Bogota weather? Average temperatures are 14 degrees C (57 degrees F). The rainy season is usually in June and July.

Botero Sculptures Plaza in Medellin
Botero Sculptures Plaza in Medellin
Photo: Proexport Colombia


The first thing people think of when you say Medellin, Colombia, is drug lords. "Medellin used to be the most dangerous city in the world," says Alvaro Concha, who comes from the city. "It has experienced big changes. Today, Medellin is one of the top-ranked cities in the world."

Located in northwest Colombia, Medellin has a population of 3.5 million. Because it is 1,476 meters (4,839 feet) above sea level, Medellin's climate is spring-like, with an average temperature of 24 degrees C (76 degrees F).
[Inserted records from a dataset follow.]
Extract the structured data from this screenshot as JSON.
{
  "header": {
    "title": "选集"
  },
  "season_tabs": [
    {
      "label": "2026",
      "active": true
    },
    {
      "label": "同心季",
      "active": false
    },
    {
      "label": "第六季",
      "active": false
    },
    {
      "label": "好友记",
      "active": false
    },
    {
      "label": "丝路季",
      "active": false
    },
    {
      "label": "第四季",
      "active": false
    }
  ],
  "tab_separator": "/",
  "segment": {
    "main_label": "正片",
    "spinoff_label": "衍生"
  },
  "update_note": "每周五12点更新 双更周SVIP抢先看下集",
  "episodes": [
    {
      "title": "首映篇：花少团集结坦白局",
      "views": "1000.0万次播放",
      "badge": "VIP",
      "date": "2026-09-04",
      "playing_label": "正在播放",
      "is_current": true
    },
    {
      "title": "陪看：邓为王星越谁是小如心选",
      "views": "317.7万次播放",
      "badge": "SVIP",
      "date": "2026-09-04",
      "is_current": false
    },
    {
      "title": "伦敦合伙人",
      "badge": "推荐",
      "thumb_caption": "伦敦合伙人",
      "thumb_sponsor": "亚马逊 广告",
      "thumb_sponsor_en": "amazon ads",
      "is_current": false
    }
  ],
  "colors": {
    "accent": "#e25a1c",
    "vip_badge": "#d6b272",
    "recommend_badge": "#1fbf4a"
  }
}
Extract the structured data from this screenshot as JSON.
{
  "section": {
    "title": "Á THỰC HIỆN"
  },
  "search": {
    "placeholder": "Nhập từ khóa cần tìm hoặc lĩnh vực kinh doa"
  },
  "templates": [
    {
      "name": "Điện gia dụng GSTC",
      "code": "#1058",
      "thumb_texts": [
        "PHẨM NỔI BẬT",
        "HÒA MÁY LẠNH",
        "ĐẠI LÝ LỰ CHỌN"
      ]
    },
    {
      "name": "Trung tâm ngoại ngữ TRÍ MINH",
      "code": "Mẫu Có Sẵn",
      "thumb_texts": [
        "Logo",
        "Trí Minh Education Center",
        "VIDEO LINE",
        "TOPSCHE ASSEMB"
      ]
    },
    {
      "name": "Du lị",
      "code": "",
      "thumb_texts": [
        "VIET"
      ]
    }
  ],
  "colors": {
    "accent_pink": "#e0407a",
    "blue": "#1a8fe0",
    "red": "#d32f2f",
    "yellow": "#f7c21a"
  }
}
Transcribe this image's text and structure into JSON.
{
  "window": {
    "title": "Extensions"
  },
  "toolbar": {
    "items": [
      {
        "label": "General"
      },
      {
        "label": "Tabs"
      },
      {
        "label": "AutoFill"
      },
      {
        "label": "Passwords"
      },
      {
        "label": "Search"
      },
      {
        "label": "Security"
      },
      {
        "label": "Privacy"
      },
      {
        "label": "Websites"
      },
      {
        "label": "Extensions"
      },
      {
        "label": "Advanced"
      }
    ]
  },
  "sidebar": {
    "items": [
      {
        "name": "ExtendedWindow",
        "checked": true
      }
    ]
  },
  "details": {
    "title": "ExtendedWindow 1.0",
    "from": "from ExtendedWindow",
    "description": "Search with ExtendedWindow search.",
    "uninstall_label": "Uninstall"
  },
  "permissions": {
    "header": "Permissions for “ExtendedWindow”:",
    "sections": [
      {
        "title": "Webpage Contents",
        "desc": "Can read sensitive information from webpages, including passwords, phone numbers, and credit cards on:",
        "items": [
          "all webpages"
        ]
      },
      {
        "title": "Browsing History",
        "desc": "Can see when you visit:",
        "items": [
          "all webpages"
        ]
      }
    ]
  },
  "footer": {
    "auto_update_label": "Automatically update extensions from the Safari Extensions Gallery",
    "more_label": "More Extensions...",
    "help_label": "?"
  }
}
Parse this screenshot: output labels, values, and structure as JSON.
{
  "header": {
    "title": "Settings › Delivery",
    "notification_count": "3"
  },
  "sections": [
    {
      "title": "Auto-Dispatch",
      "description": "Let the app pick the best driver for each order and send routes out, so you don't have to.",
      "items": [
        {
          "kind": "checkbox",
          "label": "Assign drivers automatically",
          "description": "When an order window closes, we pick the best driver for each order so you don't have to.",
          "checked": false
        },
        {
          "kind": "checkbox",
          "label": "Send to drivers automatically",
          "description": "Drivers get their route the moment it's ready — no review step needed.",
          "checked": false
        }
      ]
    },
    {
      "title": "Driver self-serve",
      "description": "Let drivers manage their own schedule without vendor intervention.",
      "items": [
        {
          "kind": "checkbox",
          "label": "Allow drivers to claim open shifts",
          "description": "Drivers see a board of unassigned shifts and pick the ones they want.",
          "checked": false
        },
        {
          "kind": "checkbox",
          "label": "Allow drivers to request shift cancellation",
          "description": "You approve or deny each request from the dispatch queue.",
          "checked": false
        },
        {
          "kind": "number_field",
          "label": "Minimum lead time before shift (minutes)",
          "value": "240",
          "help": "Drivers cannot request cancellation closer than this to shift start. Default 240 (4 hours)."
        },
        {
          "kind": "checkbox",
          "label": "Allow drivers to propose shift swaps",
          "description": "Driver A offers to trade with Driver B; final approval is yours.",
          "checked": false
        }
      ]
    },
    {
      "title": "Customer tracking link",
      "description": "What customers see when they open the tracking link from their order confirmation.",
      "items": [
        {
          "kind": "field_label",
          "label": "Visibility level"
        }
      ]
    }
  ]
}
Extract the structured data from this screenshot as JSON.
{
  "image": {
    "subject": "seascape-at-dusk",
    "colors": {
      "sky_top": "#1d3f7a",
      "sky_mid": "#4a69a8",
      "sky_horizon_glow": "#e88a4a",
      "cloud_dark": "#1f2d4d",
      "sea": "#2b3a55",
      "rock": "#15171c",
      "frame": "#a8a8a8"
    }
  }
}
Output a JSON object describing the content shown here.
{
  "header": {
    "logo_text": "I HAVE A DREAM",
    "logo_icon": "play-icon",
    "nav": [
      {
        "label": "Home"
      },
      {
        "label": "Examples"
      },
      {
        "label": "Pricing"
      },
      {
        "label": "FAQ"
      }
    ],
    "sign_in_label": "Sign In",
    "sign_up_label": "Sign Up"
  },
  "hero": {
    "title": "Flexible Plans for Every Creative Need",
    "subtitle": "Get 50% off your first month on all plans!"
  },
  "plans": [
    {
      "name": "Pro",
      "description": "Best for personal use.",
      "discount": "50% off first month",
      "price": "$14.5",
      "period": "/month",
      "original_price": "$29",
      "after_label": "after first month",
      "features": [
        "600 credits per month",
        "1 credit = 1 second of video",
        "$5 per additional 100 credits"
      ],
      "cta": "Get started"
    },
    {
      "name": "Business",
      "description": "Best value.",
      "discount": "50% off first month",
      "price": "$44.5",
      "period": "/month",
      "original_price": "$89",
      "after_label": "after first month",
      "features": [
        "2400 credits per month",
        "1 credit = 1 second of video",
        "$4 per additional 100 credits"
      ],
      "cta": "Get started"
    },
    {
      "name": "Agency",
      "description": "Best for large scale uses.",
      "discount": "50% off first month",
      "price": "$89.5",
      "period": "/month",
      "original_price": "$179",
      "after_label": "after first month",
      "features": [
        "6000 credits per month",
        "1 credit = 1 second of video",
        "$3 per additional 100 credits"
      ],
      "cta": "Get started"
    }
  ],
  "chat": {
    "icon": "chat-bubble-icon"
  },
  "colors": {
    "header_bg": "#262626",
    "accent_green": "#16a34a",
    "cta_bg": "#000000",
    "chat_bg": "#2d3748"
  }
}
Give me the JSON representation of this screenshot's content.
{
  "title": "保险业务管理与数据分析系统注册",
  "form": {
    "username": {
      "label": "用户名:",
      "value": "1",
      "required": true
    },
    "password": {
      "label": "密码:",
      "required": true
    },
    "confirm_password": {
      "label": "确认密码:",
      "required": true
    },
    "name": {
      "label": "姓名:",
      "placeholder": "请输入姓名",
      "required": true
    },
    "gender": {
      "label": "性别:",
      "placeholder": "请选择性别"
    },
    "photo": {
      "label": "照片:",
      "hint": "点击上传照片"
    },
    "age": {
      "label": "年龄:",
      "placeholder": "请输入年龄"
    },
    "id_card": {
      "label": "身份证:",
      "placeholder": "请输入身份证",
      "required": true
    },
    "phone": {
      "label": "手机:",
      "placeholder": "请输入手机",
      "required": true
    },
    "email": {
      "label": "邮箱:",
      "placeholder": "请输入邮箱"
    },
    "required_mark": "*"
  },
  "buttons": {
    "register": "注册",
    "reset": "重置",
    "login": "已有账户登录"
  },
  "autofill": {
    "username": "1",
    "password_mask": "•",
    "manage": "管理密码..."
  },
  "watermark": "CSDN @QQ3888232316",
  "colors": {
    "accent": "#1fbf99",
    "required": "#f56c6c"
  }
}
"We have flowers year-round," says Concha, noting the popularity of the Flower Fair, held every August.

Another special event is the Medellin Christmas Light Festival, which illuminates the city and the Medellin River, which crosses it. These Christmas decorations were a backdrop for Madonna's performances in November 2012.

Cathedral of St. Catherine of Alexandria, Cartagena
Cathedral of St. Catherine of Alexandria, Cartagena
Photo: Proexport Colombia

What to do in Medellin? Plaza Botero has nearly two dozen sculptures by Fernando Botero, who was born there. The city also has a Botero Museum, but it is not as large as the one in Bogota.

Other attractions include the Botanical Gardens, the National Palace, Explora Aquarium, the metro train system and the metro cable car. Shoppers will find handicrafts, textiles and clothing in this "city of fashion."


A modern city with a population of one million, Cartagena de Indias is also a UNESCO World Heritage Site. You can visit the Fort of San Felipe de Barajas and take a walking tour of the historical colonial city, within the walls, during the day or night.

With nearly 6,000 hotel rooms, Cartagena attracts visitors to its music and film festivals, as well as major conferences, such as the World Economic Forum and the World Tourism Organization.

"Colombia is the best-kept secret in the world," says Alvaro Concha. He urges visitors considering a Colombia vacation to make their decision based on reality, rather than perceptions. Colombia tourism promotions also address perceptions about safety with their tag line: "The only risk is wanting to stay."


Colombia Tourism

Copa Airlines